On average, Filipino Americans earn a higher average household income than the national average, and achieve a higher level of education than the national average. Life expectancy for Filipino Americans is higher than the general population of the United States; however, survival rates of Filipino Americans diagnosed with cancer are lower than European Americans and African Americans.

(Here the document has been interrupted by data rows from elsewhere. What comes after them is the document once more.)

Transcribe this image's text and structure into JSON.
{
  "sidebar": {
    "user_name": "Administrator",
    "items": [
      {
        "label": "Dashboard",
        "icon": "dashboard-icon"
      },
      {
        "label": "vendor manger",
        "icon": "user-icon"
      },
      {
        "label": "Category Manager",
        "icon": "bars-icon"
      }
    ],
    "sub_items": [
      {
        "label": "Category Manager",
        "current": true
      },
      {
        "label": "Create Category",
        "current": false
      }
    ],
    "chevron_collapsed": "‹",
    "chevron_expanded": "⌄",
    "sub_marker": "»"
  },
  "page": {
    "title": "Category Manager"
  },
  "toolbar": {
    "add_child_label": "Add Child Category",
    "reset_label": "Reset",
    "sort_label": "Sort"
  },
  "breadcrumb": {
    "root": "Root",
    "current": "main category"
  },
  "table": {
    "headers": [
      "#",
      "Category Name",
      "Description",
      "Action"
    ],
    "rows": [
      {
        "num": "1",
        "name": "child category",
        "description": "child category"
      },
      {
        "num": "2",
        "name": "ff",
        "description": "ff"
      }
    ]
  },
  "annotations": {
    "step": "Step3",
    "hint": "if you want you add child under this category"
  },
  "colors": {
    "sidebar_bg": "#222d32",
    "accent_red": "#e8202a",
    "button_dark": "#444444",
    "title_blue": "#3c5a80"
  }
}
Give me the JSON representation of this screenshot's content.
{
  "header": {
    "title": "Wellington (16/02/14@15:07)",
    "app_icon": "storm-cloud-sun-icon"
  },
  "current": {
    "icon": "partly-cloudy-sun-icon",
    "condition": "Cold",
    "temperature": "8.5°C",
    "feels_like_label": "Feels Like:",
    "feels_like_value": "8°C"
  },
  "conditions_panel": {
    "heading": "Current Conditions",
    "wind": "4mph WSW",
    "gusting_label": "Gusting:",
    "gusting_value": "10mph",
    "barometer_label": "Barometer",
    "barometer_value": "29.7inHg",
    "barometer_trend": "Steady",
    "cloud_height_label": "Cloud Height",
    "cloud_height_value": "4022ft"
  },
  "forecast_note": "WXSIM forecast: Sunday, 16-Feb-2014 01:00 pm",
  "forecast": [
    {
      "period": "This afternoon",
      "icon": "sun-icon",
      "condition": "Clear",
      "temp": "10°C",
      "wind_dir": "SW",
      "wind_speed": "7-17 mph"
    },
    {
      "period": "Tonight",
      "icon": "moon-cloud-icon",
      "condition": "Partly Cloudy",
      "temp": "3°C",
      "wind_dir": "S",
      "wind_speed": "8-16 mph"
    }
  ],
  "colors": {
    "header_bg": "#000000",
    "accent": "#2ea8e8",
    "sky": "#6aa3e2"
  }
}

Among Asian Americans, Filipino Americans are the most integrated in the American society, who are described by University of California, Santa Barbara Professor Pei-te Lien as being "acculturated and economically incorporated".
Filipino Americans can be found throughout the United States, especially in the Western United States and metropolitan areas.
By 2013 Census estimates, the New York-Northern New Jersey-Long Island, New York-New Jersey-Pennsylvania MSA was estimated to be home to 224,266 Filipino Americans, 88.5 percent (about 200,000) of them single-race Filipinos.
In 2014, Filipinos make up 52 percent of Alaska's Asian American population.
Following the annexation of the Philippines, Filipinos began to migrate to Texas due primarily as employees of American officers who served in the Philippines, with many settling around San Antonio; others would resettle in Texas after initially residing elsewhere in the United States.
In 1970, Filipino Americans were the fifth largest minority population, with 11,462 persons, after African-Americans, Hispanic and Latino Americans, Native Americans, and Japanese Americans; they were 0.3 percent of the total population of Washington at the time, and 87.2 percent lived in urban areas.